** INFORMATION SHOWN follows **
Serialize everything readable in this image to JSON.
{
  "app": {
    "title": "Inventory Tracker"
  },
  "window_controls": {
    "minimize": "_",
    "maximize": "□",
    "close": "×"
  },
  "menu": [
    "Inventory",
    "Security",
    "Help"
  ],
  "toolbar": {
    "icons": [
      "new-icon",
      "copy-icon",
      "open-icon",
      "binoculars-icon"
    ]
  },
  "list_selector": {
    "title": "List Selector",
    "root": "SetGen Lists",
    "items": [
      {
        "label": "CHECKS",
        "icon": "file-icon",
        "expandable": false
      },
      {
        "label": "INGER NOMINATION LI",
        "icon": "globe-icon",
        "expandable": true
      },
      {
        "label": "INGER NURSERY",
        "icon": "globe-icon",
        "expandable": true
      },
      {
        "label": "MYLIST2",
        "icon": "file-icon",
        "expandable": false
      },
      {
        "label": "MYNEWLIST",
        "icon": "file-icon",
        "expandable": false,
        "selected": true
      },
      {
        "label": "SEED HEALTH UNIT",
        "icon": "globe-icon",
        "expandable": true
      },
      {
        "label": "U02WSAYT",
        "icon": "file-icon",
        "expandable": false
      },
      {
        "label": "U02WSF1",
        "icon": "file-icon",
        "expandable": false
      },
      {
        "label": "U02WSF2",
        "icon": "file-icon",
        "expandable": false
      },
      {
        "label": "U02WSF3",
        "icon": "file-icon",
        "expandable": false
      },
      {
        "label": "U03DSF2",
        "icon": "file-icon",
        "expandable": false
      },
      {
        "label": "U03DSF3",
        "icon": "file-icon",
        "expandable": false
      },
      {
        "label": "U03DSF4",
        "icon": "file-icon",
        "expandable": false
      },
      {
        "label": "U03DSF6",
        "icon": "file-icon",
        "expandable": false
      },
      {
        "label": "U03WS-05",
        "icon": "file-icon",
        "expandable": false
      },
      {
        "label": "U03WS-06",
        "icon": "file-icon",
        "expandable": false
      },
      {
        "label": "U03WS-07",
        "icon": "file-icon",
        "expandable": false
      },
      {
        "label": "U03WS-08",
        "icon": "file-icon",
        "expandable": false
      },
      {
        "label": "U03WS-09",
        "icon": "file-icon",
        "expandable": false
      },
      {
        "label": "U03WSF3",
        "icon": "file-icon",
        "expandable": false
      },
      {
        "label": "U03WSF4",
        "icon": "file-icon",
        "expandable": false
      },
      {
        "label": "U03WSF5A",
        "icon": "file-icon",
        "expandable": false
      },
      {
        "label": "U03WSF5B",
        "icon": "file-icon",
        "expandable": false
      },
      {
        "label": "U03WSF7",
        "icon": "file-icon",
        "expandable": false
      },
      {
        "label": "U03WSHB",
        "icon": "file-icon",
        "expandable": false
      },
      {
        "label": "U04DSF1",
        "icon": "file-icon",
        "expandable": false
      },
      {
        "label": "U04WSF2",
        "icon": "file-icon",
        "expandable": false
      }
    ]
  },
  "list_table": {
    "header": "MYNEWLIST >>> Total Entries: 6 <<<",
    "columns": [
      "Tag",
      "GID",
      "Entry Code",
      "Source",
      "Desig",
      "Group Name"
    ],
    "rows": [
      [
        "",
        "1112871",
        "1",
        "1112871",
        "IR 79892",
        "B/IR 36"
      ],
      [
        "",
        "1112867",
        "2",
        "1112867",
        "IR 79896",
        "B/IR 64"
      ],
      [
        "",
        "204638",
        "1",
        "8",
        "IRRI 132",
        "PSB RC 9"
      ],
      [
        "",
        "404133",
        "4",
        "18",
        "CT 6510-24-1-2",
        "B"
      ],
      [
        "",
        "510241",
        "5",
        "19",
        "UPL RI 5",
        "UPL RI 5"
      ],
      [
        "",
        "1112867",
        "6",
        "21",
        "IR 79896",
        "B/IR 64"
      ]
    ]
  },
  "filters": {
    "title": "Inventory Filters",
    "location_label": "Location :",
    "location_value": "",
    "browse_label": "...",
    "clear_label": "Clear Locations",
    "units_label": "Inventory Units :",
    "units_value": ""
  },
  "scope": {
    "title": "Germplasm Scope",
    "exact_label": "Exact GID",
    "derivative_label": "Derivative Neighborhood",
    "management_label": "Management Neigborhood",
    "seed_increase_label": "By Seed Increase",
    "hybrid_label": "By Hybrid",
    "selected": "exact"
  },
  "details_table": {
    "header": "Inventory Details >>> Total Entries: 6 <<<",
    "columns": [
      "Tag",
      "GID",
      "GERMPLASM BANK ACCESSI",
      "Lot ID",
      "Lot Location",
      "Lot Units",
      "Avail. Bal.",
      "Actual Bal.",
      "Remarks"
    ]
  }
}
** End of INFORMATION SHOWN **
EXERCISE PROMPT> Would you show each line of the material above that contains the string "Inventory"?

TASK RESPONSE>
    "title": "Inventory Tracker"
    "Inventory",
    "title": "Inventory Filters",
    "units_label": "Inventory Units :",
    "header": "Inventory Details >>> Total Entries: 6 <<<",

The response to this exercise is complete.